A government-run cannabis store may have missed out on the first round of applications currently being considered by the city, but it may not have to wait until the next round being before being considered.
The B.C. Liquor Distribution Branch is holding a job fair on Monday, Jan. 6 to recruit prospective employees for its B.C. Cannabis Store, which is expected to open in early-summer 2020 at Queensborough Landing shopping centre.

A government-run cannabis store may have missed out on the first round of applications currently being considered by the city, but it may not have to wait until the next round being before being considered.

When the federal government legalized cannabis, the city’s plan was to begin with a blend of five public and private operators, and to have one shop in each of the downtown, uptown and Sapperton neighbourhoods and two shops in remaining commercial areas. All five of the applications awaiting public hearing dates are private stores; the proposed government B.C. Cannabis Store at Queensborough Landing Shopping Centre ranked lower in the scoring system than the private store proposed in Queensborough.

The city has agreed to monitor the process related to the first round of applicants, but council has also directed staff to move forward immediately on a separate review the process related to public cannabis stores.

“It had always been our intent that we would consider one,” Mayor Jonathan Cote said of a government store. “I would actually … suggest that we actually create another process just to look at how can we get a public store in our community but doesn’t have to wait for another round.”

Coun. Chuck Puchmayr said he’d like to see the city move forward quickly to create a policy related to public stores. Coun. Nadine Nakagawa said the process that was put in place for the first round of applications created some difficulty for the way the public applicant interacted with the checklist used to evaluate applications.

“One of the things I think we didn’t recognize was sort of the scale of the difference between public store and private store operations, and how we would have to evaluate it,” said Coun. Patrick Johnstone. “I think if we went back and did this all again, I think we would have approached it in a different way. That was part of our learning experience.”

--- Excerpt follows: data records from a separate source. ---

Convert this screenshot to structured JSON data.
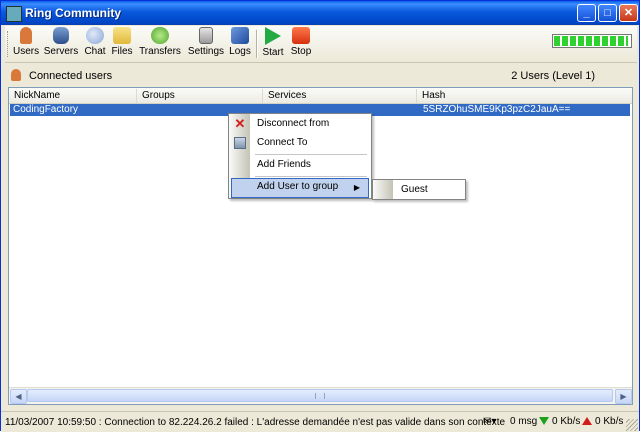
{
  "window": {
    "title": "Ring Community",
    "minimize_glyph": "_",
    "maximize_glyph": "□",
    "close_glyph": "✕"
  },
  "toolbar": {
    "buttons": [
      {
        "label": "Users",
        "icon": "users-icon",
        "color": "#d9783b"
      },
      {
        "label": "Servers",
        "icon": "servers-icon",
        "color": "#4a6fa8"
      },
      {
        "label": "Chat",
        "icon": "chat-icon",
        "color": "#8aa6d6"
      },
      {
        "label": "Files",
        "icon": "files-icon",
        "color": "#e8c84a"
      },
      {
        "label": "Transfers",
        "icon": "transfers-icon",
        "color": "#6cc04a"
      },
      {
        "label": "Settings",
        "icon": "settings-icon",
        "color": "#9a9a9a"
      },
      {
        "label": "Logs",
        "icon": "logs-icon",
        "color": "#2f5fb0"
      }
    ],
    "start": {
      "label": "Start",
      "icon": "start-icon",
      "color": "#22aa44"
    },
    "stop": {
      "label": "Stop",
      "icon": "stop-icon",
      "color": "#e8461e"
    },
    "connection_progress": 0.98
  },
  "header": {
    "title": "Connected users",
    "count": "2 Users (Level 1)"
  },
  "table": {
    "columns": [
      "NickName",
      "Groups",
      "Services",
      "Hash"
    ],
    "rows": [
      {
        "nickname": "CodingFactory",
        "groups": "",
        "services": "",
        "hash": "5SRZOhuSME9Kp3pzC2JauA=="
      }
    ]
  },
  "context_menu": {
    "items": [
      {
        "label": "Disconnect from",
        "icon": "disconnect-icon"
      },
      {
        "label": "Connect To",
        "icon": "connect-icon"
      },
      {
        "label": "Add Friends",
        "icon": ""
      },
      {
        "label": "Add User to group",
        "icon": ""
      }
    ],
    "submenu": {
      "items": [
        {
          "label": "Guest"
        }
      ]
    }
  },
  "statusbar": {
    "message": "11/03/2007 10:59:50 : Connection to 82.224.26.2 failed : L'adresse demandée n'est pas valide dans son contexte",
    "msg_count": "0 msg",
    "download_rate": "0 Kb/s",
    "upload_rate": "0 Kb/s"
  }
}
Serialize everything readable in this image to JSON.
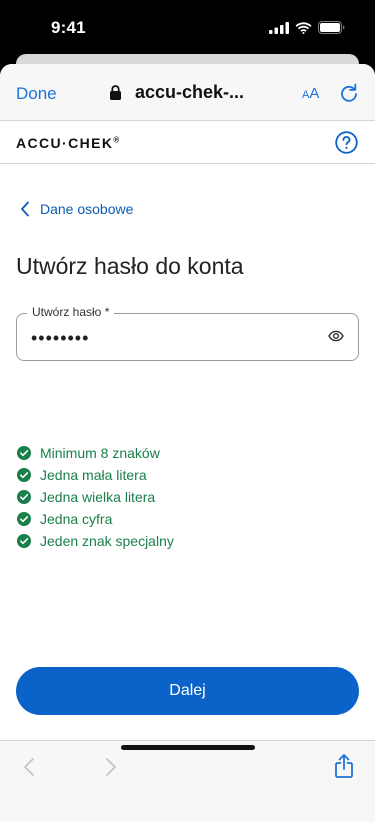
{
  "status_bar": {
    "time": "9:41"
  },
  "browser": {
    "done_label": "Done",
    "url": "accu-chek-...",
    "text_size_small": "A",
    "text_size_large": "A"
  },
  "site": {
    "logo": "ACCU·CHEK",
    "logo_mark": "®"
  },
  "nav": {
    "back_label": "Dane osobowe"
  },
  "heading": "Utwórz hasło do konta",
  "password_field": {
    "label": "Utwórz hasło *",
    "value": "••••••••"
  },
  "requirements": [
    {
      "text": "Minimum 8 znaków",
      "met": true
    },
    {
      "text": "Jedna mała litera",
      "met": true
    },
    {
      "text": "Jedna wielka litera",
      "met": true
    },
    {
      "text": "Jedna cyfra",
      "met": true
    },
    {
      "text": "Jeden znak specjalny",
      "met": true
    }
  ],
  "next_button": "Dalej",
  "colors": {
    "accent": "#1e73d8",
    "primary_button": "#0b63c9",
    "success": "#1a7f4a"
  }
}
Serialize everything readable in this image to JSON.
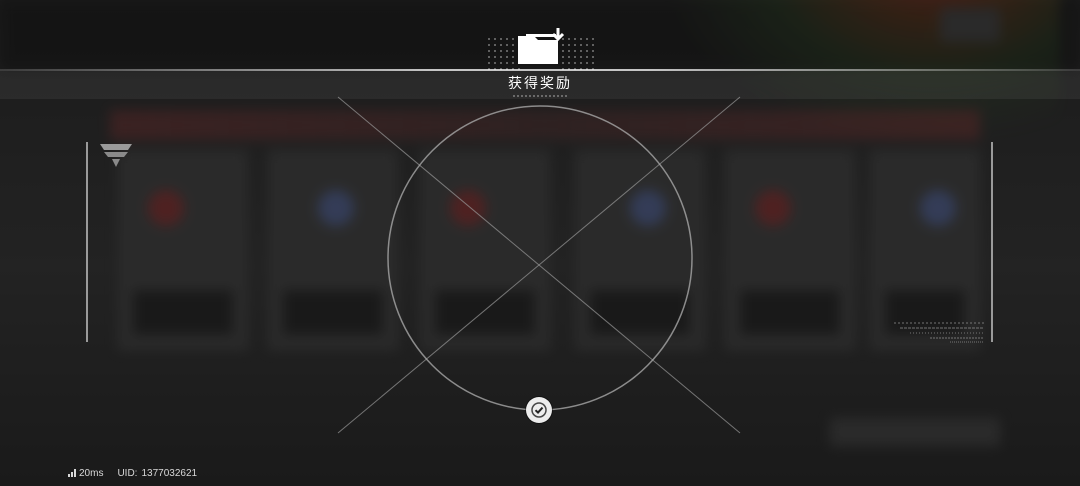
{
  "dialog": {
    "title": "获得奖励",
    "icon": "reward-folder-icon",
    "confirm_icon": "checkmark-icon"
  },
  "status_bar": {
    "ping": "20ms",
    "uid_label": "UID:",
    "uid_value": "1377032621"
  },
  "colors": {
    "accent": "#ffffff",
    "background": "#262626",
    "overlay_lines": "#bdbdbd"
  }
}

Currently, the city is waiting for the results of the provincial government’s financial integrity and security checks for the first five applicants and will schedule public hearings related to the applications once the results of the checks are known.

A May 27 staff report summarized the cannabis retail location review process and outlined the next steps in the process, which includes a series of approvals from the city and the province before stores can open. A monitoring period will give the city time to assess whether changes need to be made to the process when considering future applications for cannabis shops.

“The monitoring period, we feel, is an important period for understanding what changes need to be made to the scorecard and what changes need to be made for the next rounds,” said planner Mike Watson. “We can certainly start to put the framework together for that next round and bring that back to council. We think we can learn some lessons through the conclusion of this existing process as well that we’d like to factor in.”

Coun. Jaimie McEvoy said he wants to ensure the process doesn’t favour corporations over small, independent business people. He noted that delays in getting checks back from the province can be challenging for independent businesses.

“I’d like to see a system where some of those independents are not denied their opportunity to launch a business and try to make a go of it,” he said.

Cote suggested it would be appropriate for council and staff to have a workshop to discuss issues related to the next round of applications, including when that should occur and whether changes need to be made to the scoring requirements used to rank the applications.

Since deciding which five applications will be considered in the first round of public hearings, some of the applicants have appeared before council to express concern about the scoring and ranking of their applications.

“Staff is confident that this process has led to an objective and equitable review process per the council approved process,” said a report to council.